Free software can acquire business customers and home users with the Internet, but it can't keep them happy that way. They need a number that they can call to get help.

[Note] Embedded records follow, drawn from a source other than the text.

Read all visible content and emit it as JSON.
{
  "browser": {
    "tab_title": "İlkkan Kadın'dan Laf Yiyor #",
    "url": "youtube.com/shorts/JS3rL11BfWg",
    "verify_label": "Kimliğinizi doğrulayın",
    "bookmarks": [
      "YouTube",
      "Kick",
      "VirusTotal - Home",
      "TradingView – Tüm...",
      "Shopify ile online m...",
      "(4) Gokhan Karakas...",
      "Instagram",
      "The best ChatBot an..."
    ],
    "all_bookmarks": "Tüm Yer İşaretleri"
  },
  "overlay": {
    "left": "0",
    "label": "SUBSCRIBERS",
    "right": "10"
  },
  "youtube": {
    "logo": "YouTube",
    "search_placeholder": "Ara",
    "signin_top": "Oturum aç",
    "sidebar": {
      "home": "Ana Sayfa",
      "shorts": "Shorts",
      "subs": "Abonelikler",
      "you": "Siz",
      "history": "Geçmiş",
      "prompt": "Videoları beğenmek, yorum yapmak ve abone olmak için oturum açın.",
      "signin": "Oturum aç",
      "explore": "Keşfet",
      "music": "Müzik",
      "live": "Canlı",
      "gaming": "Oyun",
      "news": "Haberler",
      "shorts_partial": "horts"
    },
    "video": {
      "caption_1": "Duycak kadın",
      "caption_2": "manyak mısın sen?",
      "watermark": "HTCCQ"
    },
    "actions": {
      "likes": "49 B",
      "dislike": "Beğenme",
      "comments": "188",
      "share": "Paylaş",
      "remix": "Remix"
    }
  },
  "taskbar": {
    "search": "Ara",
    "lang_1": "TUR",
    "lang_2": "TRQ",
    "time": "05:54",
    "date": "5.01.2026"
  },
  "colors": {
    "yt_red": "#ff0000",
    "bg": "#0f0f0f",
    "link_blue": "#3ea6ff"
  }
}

They need be able buy a support contract that guarantees support on demand or be able to pay a reasonable fee for each support incident.

Most people prefer crappy software with decent support to decent software with crappy support.

Reply Parent Score: 4

RE[2]: ,
by jessta on Wed 5th Oct 2005 12:41 in reply to ","
jessta Member since:
2005-08-17

Free software is created by developers for developers.
We release the source code so others can improve the software so we have the use of better software.
It's quite a selfish thing.

Users serve no use but to file bug reports.
If a user doesn't understand enough about the software they are using to file a bug then they are useless to the community.

If a user must go to the effort of learning about their software to take advantage of free software instead of running to tech support everytime something goes wrong then they will also learn enough to file bugs.

A lot of users refuse to learn. They are of no use to the free software community and would therefore be leeching.
Learning is good for everyone.

- Jesse McNelis

Reply Parent Score: 3

RE[3]: ,
by John Nilsson on Wed 5th Oct 2005 13:35 in reply to "RE[2]: ,"
John Nilsson Member since:
2005-07-06

I just want to add to this (agree completley) that I didn't migrate to Linux (the same statement applies) because I thogut that it would be or will be a great PnP desktop appliance aimed at my mum and dad.

I went linux because I liked the parts that where aimed at _me_ a geek and a hoppy developer.

I would thus be happier if future "usabilliy studies" and HIG's where based on the assumption that the majority of users are tech savvy geeks and power users.

Ok, this was OT, sorry. Carry on discussing FreeBSD. Any more thoughts on GNU vs. BSD (as oposed to the ever boring Linux)?

Reply Parent Score: 2

RE[3]: ,
by Wintermute on Wed 5th Oct 2005 13:56 in reply to "RE[2]: ,"
Wintermute Member since:
2005-07-30

Fair enough, though this doesn't apply to all projects, some projects like Firefox are capable of being user-focused.

Users serve no use but to file bug reports.

Well, with such an attitude you'll never be able to reach wide acceptance and wide acceptance is what you need if you want BSD to be truelly useable (even for power users, think of things like drivers for BSD, plugins etc).

Reply Parent Score: 1